Many "trained" missionaries begin their work in a cross-cultural context without a clear understanding of the missionary task. From a personal perspective this statement was partially descriptive of our missions team. We were well prepared to learn new languages and cultures. We had basic preparation to lead unbelievers into a saving relationship with Jesus Christ. We effectively struggled with contextualizing the Gospel in a new and different culture. Our team, however, consumed hundreds of hours trying to determine what to do next. And because we did not adequately understand the process of missions, we made many mistakes along the way.
Generally, the problem is not the content of the training but the nature of training. The study of Missiology is frequently more topical than sequential. Curriculum focuses more on development of knowledge rather than of skill. For example, it should be axiomatic that courses on church growth or leadership training are best taught as tasks to be learned in a sequence rather than a body of information to be understood about a discipline. The major tasks of missions are sequential and thus must be taught and modeled as process.
Also, related to the problem of the nature of training is breadth of vision. For example, two missions teams enter the same area. One team’s purpose is toplant a church in one sector of the city or ethnic group. The second team aims to develop church planting movements. According to Erich Bridges of the International Mission Board of the Southern Baptist Convention, a church-planting movement is "the rapid multiplication of churches among a people group that enables them to reach their entire people--then to reach out to other peoples" (1999, 7). Limited vision leads to limited results. Results are generally commensurate with the breadth of vision.
This article attempts to outline the broad process of establishing such church-planting movements from the missionaries’ initial entry onto the field to the passing of the baton of leadership to the national church. It was written for two major reasons. First, this articles enables missionaries to visualize the broad process of missions and the roles and skills required of missionaries during each stage of planting and developing a new missions movement. A central assumption is that missionaries should be long-term servants willing to grow with their missions movements and develop new roles commensurate with the needs of their developing movement. Missionaries are ideally identificationalists developing new skills as they personally relate to people within their culture.
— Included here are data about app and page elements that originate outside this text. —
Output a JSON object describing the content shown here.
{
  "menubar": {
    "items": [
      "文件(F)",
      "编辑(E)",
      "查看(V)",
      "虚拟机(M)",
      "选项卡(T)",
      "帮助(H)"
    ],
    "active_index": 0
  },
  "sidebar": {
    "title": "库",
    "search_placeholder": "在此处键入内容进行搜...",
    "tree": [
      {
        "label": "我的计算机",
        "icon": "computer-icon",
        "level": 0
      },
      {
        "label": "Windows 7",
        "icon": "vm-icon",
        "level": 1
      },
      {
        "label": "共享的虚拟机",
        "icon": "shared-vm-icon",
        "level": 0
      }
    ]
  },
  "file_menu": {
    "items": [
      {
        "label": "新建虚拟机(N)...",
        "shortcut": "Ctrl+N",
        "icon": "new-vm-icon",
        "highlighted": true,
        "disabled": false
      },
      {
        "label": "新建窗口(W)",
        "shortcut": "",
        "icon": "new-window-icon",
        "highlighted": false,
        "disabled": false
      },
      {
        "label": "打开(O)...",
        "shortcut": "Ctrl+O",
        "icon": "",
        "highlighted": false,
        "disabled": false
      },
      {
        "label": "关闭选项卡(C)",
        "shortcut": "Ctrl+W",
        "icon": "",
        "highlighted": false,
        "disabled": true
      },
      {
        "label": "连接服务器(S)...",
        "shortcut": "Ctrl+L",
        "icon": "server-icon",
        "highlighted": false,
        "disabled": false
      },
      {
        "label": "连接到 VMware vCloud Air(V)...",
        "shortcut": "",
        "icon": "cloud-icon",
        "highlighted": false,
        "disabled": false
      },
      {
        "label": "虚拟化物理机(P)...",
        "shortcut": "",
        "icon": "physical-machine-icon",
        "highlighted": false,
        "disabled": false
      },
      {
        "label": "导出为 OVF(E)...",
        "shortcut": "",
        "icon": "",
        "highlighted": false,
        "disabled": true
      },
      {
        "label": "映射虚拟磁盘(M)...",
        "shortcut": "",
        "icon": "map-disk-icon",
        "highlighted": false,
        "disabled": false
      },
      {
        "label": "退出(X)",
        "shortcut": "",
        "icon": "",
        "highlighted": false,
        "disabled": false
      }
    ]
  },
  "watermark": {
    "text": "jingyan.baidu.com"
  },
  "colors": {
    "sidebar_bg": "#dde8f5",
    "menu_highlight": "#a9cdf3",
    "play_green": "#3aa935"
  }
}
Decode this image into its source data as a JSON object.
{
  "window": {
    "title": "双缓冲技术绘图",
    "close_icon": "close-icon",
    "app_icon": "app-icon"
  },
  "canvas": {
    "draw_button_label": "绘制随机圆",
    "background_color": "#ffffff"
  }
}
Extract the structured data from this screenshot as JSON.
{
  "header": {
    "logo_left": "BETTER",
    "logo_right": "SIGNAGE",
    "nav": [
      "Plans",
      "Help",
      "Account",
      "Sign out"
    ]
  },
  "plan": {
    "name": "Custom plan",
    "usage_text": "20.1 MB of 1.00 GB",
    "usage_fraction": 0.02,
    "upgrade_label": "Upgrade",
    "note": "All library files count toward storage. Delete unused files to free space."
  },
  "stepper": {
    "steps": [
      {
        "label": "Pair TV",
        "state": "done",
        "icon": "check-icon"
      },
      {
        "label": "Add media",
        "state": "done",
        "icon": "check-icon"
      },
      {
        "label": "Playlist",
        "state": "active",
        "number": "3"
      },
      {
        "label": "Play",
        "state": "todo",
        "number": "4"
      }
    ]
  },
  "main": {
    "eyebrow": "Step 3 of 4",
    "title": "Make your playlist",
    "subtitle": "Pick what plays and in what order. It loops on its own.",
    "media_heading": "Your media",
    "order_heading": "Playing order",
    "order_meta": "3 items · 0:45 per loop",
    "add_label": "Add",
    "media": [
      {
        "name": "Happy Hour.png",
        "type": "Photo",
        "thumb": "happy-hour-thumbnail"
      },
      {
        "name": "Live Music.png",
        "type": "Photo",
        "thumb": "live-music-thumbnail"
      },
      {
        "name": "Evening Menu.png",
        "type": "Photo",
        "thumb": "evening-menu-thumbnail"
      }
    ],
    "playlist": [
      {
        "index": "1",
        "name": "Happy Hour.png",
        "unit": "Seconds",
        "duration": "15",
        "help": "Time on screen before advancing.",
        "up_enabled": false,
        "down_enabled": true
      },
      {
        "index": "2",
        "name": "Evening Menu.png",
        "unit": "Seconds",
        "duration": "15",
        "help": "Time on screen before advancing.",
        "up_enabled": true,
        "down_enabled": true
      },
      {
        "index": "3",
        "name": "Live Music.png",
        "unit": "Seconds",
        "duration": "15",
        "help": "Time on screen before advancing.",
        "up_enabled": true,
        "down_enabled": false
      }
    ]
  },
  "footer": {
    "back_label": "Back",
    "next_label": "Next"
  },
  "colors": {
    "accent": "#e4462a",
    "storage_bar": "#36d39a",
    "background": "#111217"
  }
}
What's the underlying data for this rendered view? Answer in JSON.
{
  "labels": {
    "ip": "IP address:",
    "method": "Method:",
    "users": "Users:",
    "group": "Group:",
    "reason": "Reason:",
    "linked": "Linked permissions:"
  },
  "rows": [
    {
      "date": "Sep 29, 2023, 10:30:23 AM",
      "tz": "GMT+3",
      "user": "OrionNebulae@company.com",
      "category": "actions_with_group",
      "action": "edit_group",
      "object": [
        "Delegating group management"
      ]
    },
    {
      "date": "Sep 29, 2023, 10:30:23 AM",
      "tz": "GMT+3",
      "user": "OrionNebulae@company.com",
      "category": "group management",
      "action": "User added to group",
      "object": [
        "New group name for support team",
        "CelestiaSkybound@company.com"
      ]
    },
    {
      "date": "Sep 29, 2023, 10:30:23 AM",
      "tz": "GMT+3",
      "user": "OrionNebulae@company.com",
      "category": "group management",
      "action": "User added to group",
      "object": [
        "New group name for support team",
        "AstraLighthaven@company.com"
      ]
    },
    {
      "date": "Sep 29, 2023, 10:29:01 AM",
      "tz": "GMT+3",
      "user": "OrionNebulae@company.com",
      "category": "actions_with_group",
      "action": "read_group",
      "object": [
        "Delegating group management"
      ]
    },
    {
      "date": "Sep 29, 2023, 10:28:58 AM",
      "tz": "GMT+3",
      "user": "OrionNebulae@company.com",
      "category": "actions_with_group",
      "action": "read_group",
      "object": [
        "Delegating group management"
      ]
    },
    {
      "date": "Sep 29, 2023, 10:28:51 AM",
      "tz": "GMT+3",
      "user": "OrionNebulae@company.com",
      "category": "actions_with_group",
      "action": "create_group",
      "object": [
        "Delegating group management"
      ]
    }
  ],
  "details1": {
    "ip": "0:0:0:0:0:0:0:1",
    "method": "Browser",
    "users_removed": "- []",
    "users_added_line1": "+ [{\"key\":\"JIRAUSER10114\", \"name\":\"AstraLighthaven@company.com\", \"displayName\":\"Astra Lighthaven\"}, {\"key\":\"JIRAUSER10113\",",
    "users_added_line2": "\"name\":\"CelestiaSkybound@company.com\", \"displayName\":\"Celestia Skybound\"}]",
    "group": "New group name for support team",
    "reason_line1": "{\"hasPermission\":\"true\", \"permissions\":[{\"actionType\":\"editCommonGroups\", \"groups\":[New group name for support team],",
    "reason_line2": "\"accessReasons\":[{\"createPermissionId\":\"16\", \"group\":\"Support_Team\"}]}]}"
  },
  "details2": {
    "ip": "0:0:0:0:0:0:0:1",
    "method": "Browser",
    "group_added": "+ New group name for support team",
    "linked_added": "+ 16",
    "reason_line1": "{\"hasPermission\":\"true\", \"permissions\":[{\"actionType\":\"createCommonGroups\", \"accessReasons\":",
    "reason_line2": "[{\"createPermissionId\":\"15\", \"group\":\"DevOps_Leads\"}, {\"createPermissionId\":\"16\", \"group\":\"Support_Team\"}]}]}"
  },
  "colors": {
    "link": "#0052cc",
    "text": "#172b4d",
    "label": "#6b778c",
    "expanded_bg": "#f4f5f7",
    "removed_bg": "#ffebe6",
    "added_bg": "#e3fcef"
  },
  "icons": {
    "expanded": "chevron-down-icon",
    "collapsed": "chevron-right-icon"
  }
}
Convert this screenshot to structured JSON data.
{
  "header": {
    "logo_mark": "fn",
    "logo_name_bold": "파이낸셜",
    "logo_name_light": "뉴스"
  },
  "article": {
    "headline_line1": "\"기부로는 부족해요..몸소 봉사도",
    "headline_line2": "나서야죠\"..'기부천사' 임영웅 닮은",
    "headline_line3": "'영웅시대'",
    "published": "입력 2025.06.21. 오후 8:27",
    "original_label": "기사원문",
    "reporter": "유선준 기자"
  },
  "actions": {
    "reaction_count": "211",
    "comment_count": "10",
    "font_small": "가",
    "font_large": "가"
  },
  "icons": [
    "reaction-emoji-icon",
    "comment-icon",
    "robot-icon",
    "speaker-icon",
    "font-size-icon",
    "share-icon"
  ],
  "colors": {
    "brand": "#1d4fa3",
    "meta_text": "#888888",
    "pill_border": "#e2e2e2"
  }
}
Second, the article challenges those who equip missionaries to focus not only on the initial stages of church planting--the "learning" and "growth" periods--but also on the final stages of church planting--the "collaborative" and "phase-out" periods. Traditionally the study of church planting has focused more on church initiation rather than on church maturation.
 Identificationalists, as contrasted to extractionists, assume the role of learners in a new culture, reciprocally relate to those of the new culture as equals, learn their language and thought categories, and personalize their ministry (Van Rheenen, Zondervan, 1996, 59-61).